Democratic challenger Peter Corroon, the Salt Lake County mayor, conceded shortly after 10 p.m.
"We have some challenges out there, but as we work together, we will find solutions," Herbert said to a cheering crowd. "I'm humbled by the challenge, the opportunity. I don't shrink from it. Our best days of Utah, I believe, are ahead. I promise you I will give it my all."
Once seen as the best shot in three decades for Democrats to win the Governor's Office, Corroon was unable to overcome a Republican tide in a decidedly red state and his relative anonymity outside the Wasatch Front.
Corroon, who will serve as mayor until 2012, assured his chanting supporters that their work during the campaign earned them a seat at the table.
"Tonight, I want to tell you your voices have been heard. I give you my word that these issues that you care about are the issues I will continue to fight to fix," Corroon said, specifically focusing on education, ethics reform, fair redistricting and renewable energy.

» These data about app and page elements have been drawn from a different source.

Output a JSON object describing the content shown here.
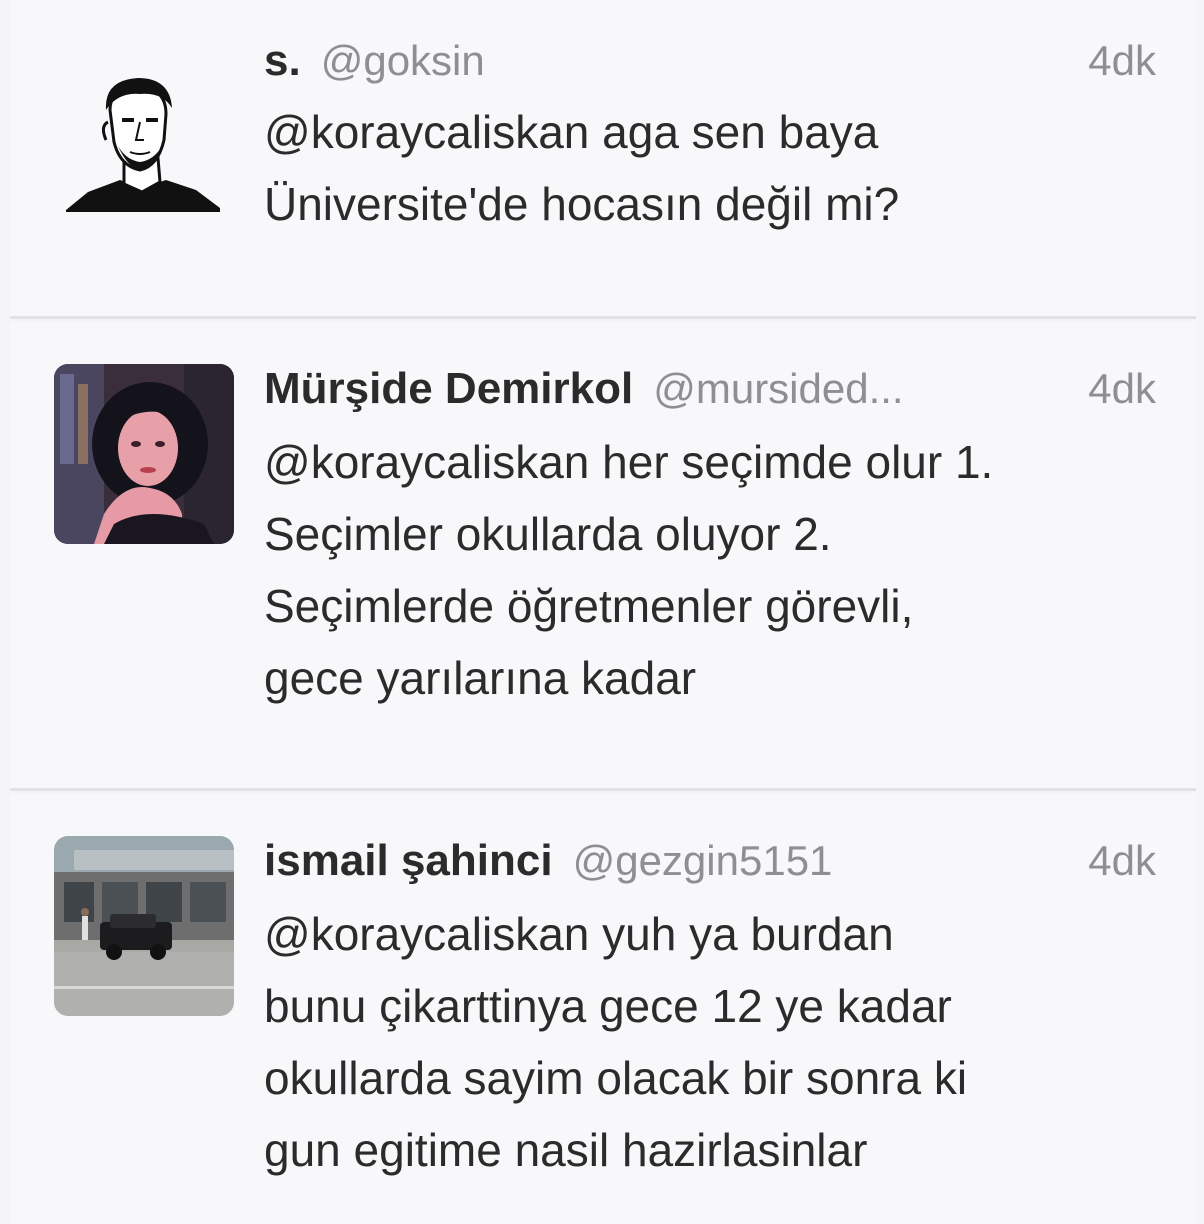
{
  "tweets": [
    {
      "name": "s.",
      "handle": "@goksin",
      "time": "4dk",
      "avatar_icon": "man-sketch-avatar",
      "lines": [
        "@koraycaliskan aga sen baya",
        "Üniversite'de hocasın değil mi?"
      ]
    },
    {
      "name": "Mürşide Demirkol",
      "handle": "@mursided...",
      "time": "4dk",
      "avatar_icon": "woman-photo-avatar",
      "lines": [
        "@koraycaliskan her seçimde olur 1.",
        "Seçimler okullarda oluyor 2.",
        "Seçimlerde öğretmenler görevli,",
        "gece yarılarına kadar"
      ]
    },
    {
      "name": "ismail şahinci",
      "handle": "@gezgin5151",
      "time": "4dk",
      "avatar_icon": "street-photo-avatar",
      "lines": [
        "@koraycaliskan yuh ya burdan",
        "bunu çikarttinya gece 12 ye kadar",
        "okullarda sayim olacak bir sonra ki",
        "gun egitime nasil hazirlasinlar"
      ]
    }
  ]
}
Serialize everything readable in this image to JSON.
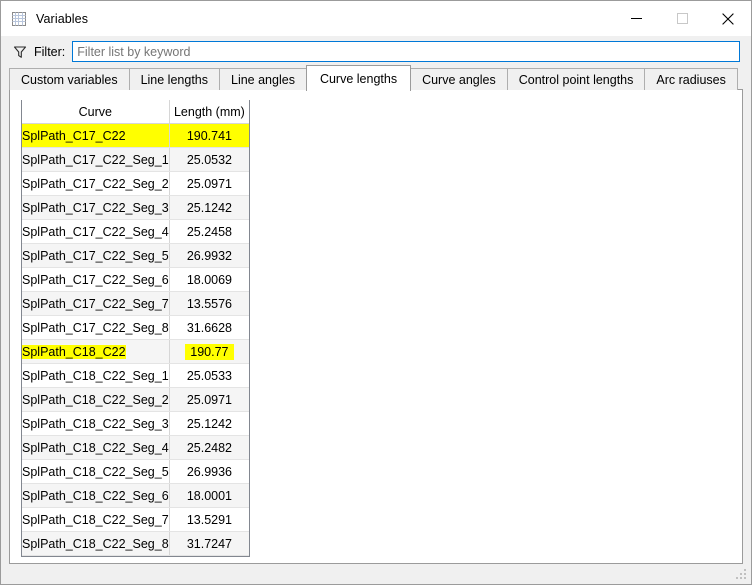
{
  "window": {
    "title": "Variables",
    "icon": "table-grid-icon",
    "controls": {
      "minimize": "minimize-icon",
      "maximize": "maximize-icon",
      "close": "close-icon"
    }
  },
  "filter": {
    "icon": "funnel-icon",
    "label": "Filter:",
    "value": "",
    "placeholder": "Filter list by keyword"
  },
  "tabs": [
    {
      "label": "Custom variables",
      "active": false
    },
    {
      "label": "Line lengths",
      "active": false
    },
    {
      "label": "Line angles",
      "active": false
    },
    {
      "label": "Curve lengths",
      "active": true
    },
    {
      "label": "Curve angles",
      "active": false
    },
    {
      "label": "Control point lengths",
      "active": false
    },
    {
      "label": "Arc radiuses",
      "active": false
    }
  ],
  "table": {
    "columns": [
      "Curve",
      "Length (mm)"
    ],
    "rows": [
      {
        "name": "SplPath_C17_C22",
        "value": "190.741",
        "highlight": "full"
      },
      {
        "name": "SplPath_C17_C22_Seg_1",
        "value": "25.0532",
        "highlight": "none"
      },
      {
        "name": "SplPath_C17_C22_Seg_2",
        "value": "25.0971",
        "highlight": "none"
      },
      {
        "name": "SplPath_C17_C22_Seg_3",
        "value": "25.1242",
        "highlight": "none"
      },
      {
        "name": "SplPath_C17_C22_Seg_4",
        "value": "25.2458",
        "highlight": "none"
      },
      {
        "name": "SplPath_C17_C22_Seg_5",
        "value": "26.9932",
        "highlight": "none"
      },
      {
        "name": "SplPath_C17_C22_Seg_6",
        "value": "18.0069",
        "highlight": "none"
      },
      {
        "name": "SplPath_C17_C22_Seg_7",
        "value": "13.5576",
        "highlight": "none"
      },
      {
        "name": "SplPath_C17_C22_Seg_8",
        "value": "31.6628",
        "highlight": "none"
      },
      {
        "name": "SplPath_C18_C22",
        "value": "190.77",
        "highlight": "text"
      },
      {
        "name": "SplPath_C18_C22_Seg_1",
        "value": "25.0533",
        "highlight": "none"
      },
      {
        "name": "SplPath_C18_C22_Seg_2",
        "value": "25.0971",
        "highlight": "none"
      },
      {
        "name": "SplPath_C18_C22_Seg_3",
        "value": "25.1242",
        "highlight": "none"
      },
      {
        "name": "SplPath_C18_C22_Seg_4",
        "value": "25.2482",
        "highlight": "none"
      },
      {
        "name": "SplPath_C18_C22_Seg_5",
        "value": "26.9936",
        "highlight": "none"
      },
      {
        "name": "SplPath_C18_C22_Seg_6",
        "value": "18.0001",
        "highlight": "none"
      },
      {
        "name": "SplPath_C18_C22_Seg_7",
        "value": "13.5291",
        "highlight": "none"
      },
      {
        "name": "SplPath_C18_C22_Seg_8",
        "value": "31.7247",
        "highlight": "none"
      }
    ]
  },
  "colors": {
    "highlight": "#ffff00",
    "focus_border": "#0078d7",
    "chrome": "#f0f0f0"
  }
}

While the conclusion was without drama, the campaign was a hard-fought, high-priced contest, with Corroon's campaign issuing a memo titled, "Governor for $ale," questioning whether Herbert's big donors received special treatment, state contracts and tax breaks under his administration.
At one point, Corroon's ads called the Herbert system "corrupt," and Corroon compared the Herbert administration to that of the convicted former governor of Illinois, Rod Blagojevich.
Herbert adamantly denied any wrongdoing or preferential treatment for donors, and he plowed ahead with his fundraising.
All told, the two campaigns raised and spent more than $4.4 million, making it the second-most-costly gubernatorial race in Utah history.
For Herbert, who ascended to the seat after Gov. Jon Huntsman Jr. left office in August 2009 to become the U.S. ambassador to China, it marks his first electoral victory outside Utah County. He will serve for two years before he is up for election again in 2012.
Herbert ran as a supporter of public education winning the backing of the state's largest teachers union and the Huntsman-Herbert fiscal record, including accolades from Forbes magazine, the Pew Research Center and others, which praised Utah for its sound fiscal management. The governor said he would stay the course.
"We'll maintain ourselves as the envy of this country ... the best place to live anywhere in America and, I would say, the world," Herbert said.
On social issues, Herbert has distanced himself from Huntsman, taking a skeptical view of climate change, opposing a statewide anti-discrimination ordinance to cover gays and lesbians, and supporting direct confrontation with the federal government over gun laws, land management and health reform.
Corroon campaigned on education and bipartisanship, promising to provide more money to bolster Utah's per-pupil spending, which ranks last in the nation.
And he picked state Rep. Sheryl Allen, R-Bountiful, as his candidate for lieutenant governor, the first time the state has seen a bipartisan ticket since gubernatorial candidates began picking their running mates.
"It's a race that probably many of us thought would be much more competitive than it turned out to be, and part of it clearly had to do with the nature of the times," said Matthew Burbank, chairman of the political-science department at the University of Utah. "It's a very Republican year in a very Republican state, so any Democratic challenger is going to have a really hard time."
Corroon also had a tough time sustaining the questions he raised about Herbert's fundraising, which may have given him a better shot at an upset, Burbank said.
Herbert doesn't anticipate much change in his approach and management style.
When Herbert was being battered by Corroon's campaign, Republican insiders suggested that he would have a GOP challenger when he runs again in 2012.
But on Tuesday night, he wasn't looking that far ahead.
"I'm overwhelmed at the support of the public. It's heartwarming. It's humbling," Herbert said. "It just makes me want to redouble my efforts and work harder than ever to be a good governor for this great state."
Tribune reporters Matthew LaPlante and Cathy McKitrick contributed to this story.